Driving in to the Ponderosa Campground in Soap Creek, I was surprised to see a field of white flowers arranged in towers that seemed to mimic the dramatic spires in the cliffs on the other side of Blue Mesa Reservoir. I pulled over to enjoy the view and to capture it digitally. I walked among the flowers briefly, and I noticed many pollinators but no herbivores—nothing was eating the leaves or stems.
Shortly thereafter I was setting up my tent and I paused to talk to a guy in a nearby campsite. He was a rancher who liked the vistas at Blue Mesa Reservoir, the fishing, and the uncommon community of large ponderosa pines, aspen and Gambel oak. We were having a friendly conversation until I asked him if he had seen the lovely field of flowers on the approach to the campground. The friendliness went out of his face, and he just stared at me, saying nothing. With alacrity, I changed the subject and his friendly demeanor returned.
When I returned to Boulder, my colleague Erin Tripp identified the flowering plant as one of the locoweeds, Oxytropois sericea, which goes by the common name white locoweed. Ranchers despise locoweeds, because they are the greatest cause of livestock poisoning in the west. Now I understand the rancher's cold response to my innocent but provocative question.
Locoweed is a colloquial term referring to the poisonous species in the genus Oxytropis or in the genus Astragalus, both in the legume family. Locoweed is supposed to refer to any of the perennial legumes that produce the poisonous alkaloid swainsonine, but it is sometimes mistakenly used to refer to species of Astragalus that are poisonous due to their accumulation of selenium, a chemical agent that occurs naturally in the soil. This confusion is exacerbated by the fact that some plants both produce swainsonine and accumulate selenium.
Swainsonine poisoning has most often been reported in cows, sheep and horses, but it has also been reported in deer and elk. The toxin inhibits two enzymes in the herbivores, resulting in a set of irreversible neurological symptoms referred to as locoism. Minor cases reduce growth and reproduction, but major cases cause loss of appetite and weight, ultimately causing death.
Most chemical plant defenses, such as the iridoid glycosides of milkweeds and the monoterpenes of pine trees, are synthesized by the plants. But swainsonine in locoweeds is produced by an endosymbiont, a fungus that lives inside the plant tissues.
The genus Undilum contains the fungal endosymbionts that live within the tissues of their hosts. Undilum sericea is found only in white locoweed, Oxytropis sericea. Other locoweeds have different species of Undilum living in them. The fungus in a mature plant is incorporated in seeds, so that each seedling starts life inoculated with the fungus that makes it poisonous.
Swainsonine deters feeding by rats, but cows, sheep, horses, deer and elk find locoweeds palatable. Most chemical defenses produce a fragrance or taste that warns herbivores of dire consequences if the herbivore continues to eat the plant. But locoweed does not produce feeding aversion via fragrance or taste in any animals except rodents. Locoism, also called intoxication, does not appear until cattle and horses have been consuming locoweeds for several weeks. Once the symptoms appear, the damage is irreversible.

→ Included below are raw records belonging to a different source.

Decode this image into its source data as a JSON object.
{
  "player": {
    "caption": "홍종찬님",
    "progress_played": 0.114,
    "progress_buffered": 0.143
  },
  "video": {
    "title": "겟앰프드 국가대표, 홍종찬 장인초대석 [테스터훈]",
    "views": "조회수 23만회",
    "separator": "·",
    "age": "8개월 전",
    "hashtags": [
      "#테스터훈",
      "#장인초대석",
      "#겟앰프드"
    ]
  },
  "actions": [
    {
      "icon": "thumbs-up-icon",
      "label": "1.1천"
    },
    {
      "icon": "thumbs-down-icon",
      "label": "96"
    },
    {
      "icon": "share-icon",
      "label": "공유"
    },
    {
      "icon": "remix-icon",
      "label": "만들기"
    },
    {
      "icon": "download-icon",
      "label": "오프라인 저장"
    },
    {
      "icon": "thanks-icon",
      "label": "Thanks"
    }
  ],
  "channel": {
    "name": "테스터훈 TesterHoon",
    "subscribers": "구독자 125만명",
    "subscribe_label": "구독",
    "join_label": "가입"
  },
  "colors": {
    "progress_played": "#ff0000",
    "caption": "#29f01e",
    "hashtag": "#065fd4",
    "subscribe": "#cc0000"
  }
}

The relationship between the fungal endosymbiont and its host is apparently ancient, for white locoweed, which is native to both China and western North America, has the same fungal endosymbiont everywhere.
Jeff Mitton, email@example.com, is a professor in the Department of Ecology and Evolutionary Biology at the University of Colorado. This column originally appeared in the Boulder Camera.